This is only the second non-English born ancestor that I have so far traced, out of some 420 direct ancestors. I feel enormously proud to have found a link back to the Norwich Strangers.
The Rosiere Family appear to have been a French Protestant (Walloon) family living in 17th Century Norwich. I can see references to a Jean Rosiere, and a Philipe Rosiere. Both appear to have had children in the City, that appear to have married into English families. There is a later reference to a Rosiere in Norwich, listed as a wool comber, so indeed, they appear to have been involved in the cloth and linen trade. My reference to the baptism of Jean Rosier in 1667, is unfortunately only a transcription, but it does state Walloon. An earlier baptism in 1662 of Ollende (Holland) Rosieres to Jean Rosieres is however available online, and comes from the registers of the French Protestant Church in Norwich. This looks like an older sister of John Rosier.
The next record for my 8th great grandfather, John Rosier, appears over in Swaffham, Norfolk in 1696. It was his marriage to Elizabeth Fen:
Both John and Elizabeth were recorded as widow and widower. I have not yest found their earlier marriages.
He moves again. Their daughter, Rachel Rosier, is baptised at Watton, Norfolk, in 1709:
That is currently my last record for John and Elizabeth. But Rachel is my 7th great grandmother. She appears to move to East Dereham, Norfolk - the last move for this line for several generations. But for some reason, she marries Allen Bradfield of Swanton Morley (just outside of Dereham) several miles away at Necton, Norfolk:
They have a daughter named Elizabeth Bradfield, born 1745 at Dereham:
Elizabeth Bradfield, goes on to marry Solomon Harris at nearby Swanton Morley in 1767:
For some reason, her parish is recorded as Holme Hale. The family appear to have some sort of connection to the Necton area. Perhaps inherited property?
They have a daughter named Elizabeth Harris, at Swanton Morley, in 1768:
In 1800, Elizabeth Harris gives birth to an illegitimate daughter, my 4th great grandmother, Jemima Harris:
In 1825, this daughter, Jemima Harris, married my 4th great grandfather, James Alderton Barber at Swanton Morley. They lived there, and Jemima had no less than eight children. James was a farm labourer. Their oldest child was my 3rd great grandmother, Harriet Barber.
Harriet Barber gave birth to an illegimate daughter that she also named Harriet Barber, at the nearby workhouse at Gressenhall in 1846. I have a copy of her birth certificate. Harriet the younger, was my 2nd great grandmother. The family line appears to have fallen on hard times. In later years, a William Barker was named as her errant father.

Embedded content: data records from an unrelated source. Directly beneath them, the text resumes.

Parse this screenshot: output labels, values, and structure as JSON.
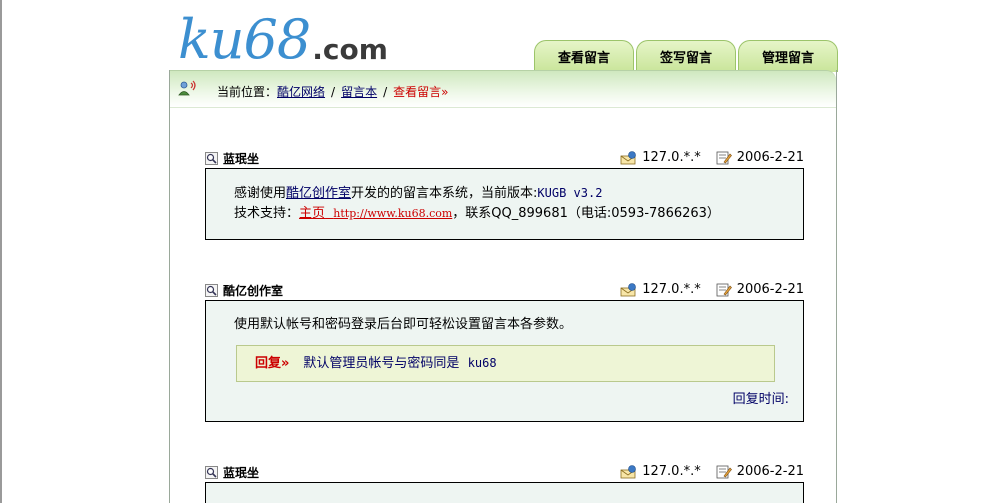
{
  "logo": {
    "main": "ku68",
    "suffix": ".com"
  },
  "tabs": [
    {
      "label": "查看留言"
    },
    {
      "label": "签写留言"
    },
    {
      "label": "管理留言"
    }
  ],
  "breadcrumb": {
    "prefix": "当前位置：",
    "items": [
      "酷亿网络",
      "留言本"
    ],
    "separator": "/",
    "current": "查看留言»"
  },
  "entries": [
    {
      "name": "蓝珉坐",
      "ip": "127.0.*.*",
      "date": "2006-2-21",
      "line1_pre": "感谢使用",
      "line1_link": "酷亿创作室",
      "line1_post": "开发的的留言本系统，当前版本:",
      "line1_version": "KUGB  v3.2",
      "line2_pre": "技术支持：",
      "line2_link_label": "主页",
      "line2_link_url": "http://www.ku68.com",
      "line2_post": "，联系QQ_899681（电话:0593-7866263）"
    },
    {
      "name": "酷亿创作室",
      "ip": "127.0.*.*",
      "date": "2006-2-21",
      "content": "使用默认帐号和密码登录后台即可轻松设置留言本各参数。",
      "reply_label": "回复»",
      "reply_text": "默认管理员帐号与密码同是",
      "reply_code": "ku68",
      "reply_time_label": "回复时间:"
    },
    {
      "name": "蓝珉坐",
      "ip": "127.0.*.*",
      "date": "2006-2-21"
    }
  ]
}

My 2nd great grandmother Harriet, ended up back in Gressenhall Union Workhouse as a young mother herself. She gave birth to two illegitimate daughters herself, before marrying their father, William Bennett Baxter, whio had also been born illegitimately in that same workhouse himself.
The couple settled at Swanton Morley, after living for a little while at Denton, Norfolk (perhaps chasing work). They had a total of at least eight children. The youngest, was my great grandmother, Faith Eliza Baxter, born 1885 at East Dereham:
Faith was the mother of my grandfather, Reginald Brooker. There is my claim of descent from one the Norwich Strangers.